Anselm Ebert, João Ventura Fernandes, Ameet Sule and Sunita Sule discuss the rising need for respiratory medication in the developing world. They go on to highlight the novel challenges presented by these new markets and explain how a new DPI, PowdAir Plus™, meets those challenges, offering a solution to the increase in chronic respiratory conditions across the globe.
Brian Jones and Susana Ecenarro Probst discuss the growing interest in using inhaled APIs to treat systemic conditions. Furthermore, they review some of the methods used to engineer molecules to be suitable for DPI capsules and look to the possibility of administering biomolecules via the pulmonary route.
Pulmonary drug delivery is an effective route of pharmaceutical administration but research has shown that a large majority of patients fail to use their devices properly, training devices can help address this problem. Joe Reynolds looks at the design challenges that need to be addressed as well as some of the latest features that can be incorporated to develop optimal training devices for patients.
Paul Sullivan and Craig Baker point out that most patients with asthma do not use their inhaler properly, and review evidence from a trial of five different methods designed to improve inhaler use. They conclude that training devices could be effective tools to increase patient confidence and reduce anxiety.

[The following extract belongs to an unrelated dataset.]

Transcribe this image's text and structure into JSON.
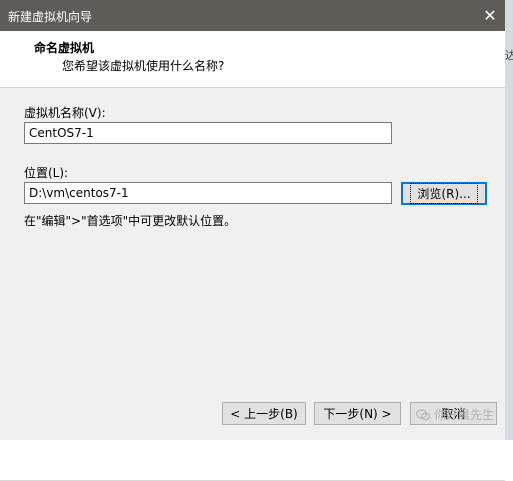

With the growing problems caused by antimicrobial resistance, there is increasing interest in the use of improved strategies for drug delivery. David L. Hava explores the benefits of nebulised inhaled antibiotics delivered via high throughput nebulisers for aqueous formulations or dry powder inhalations for cystic fibrosis patients.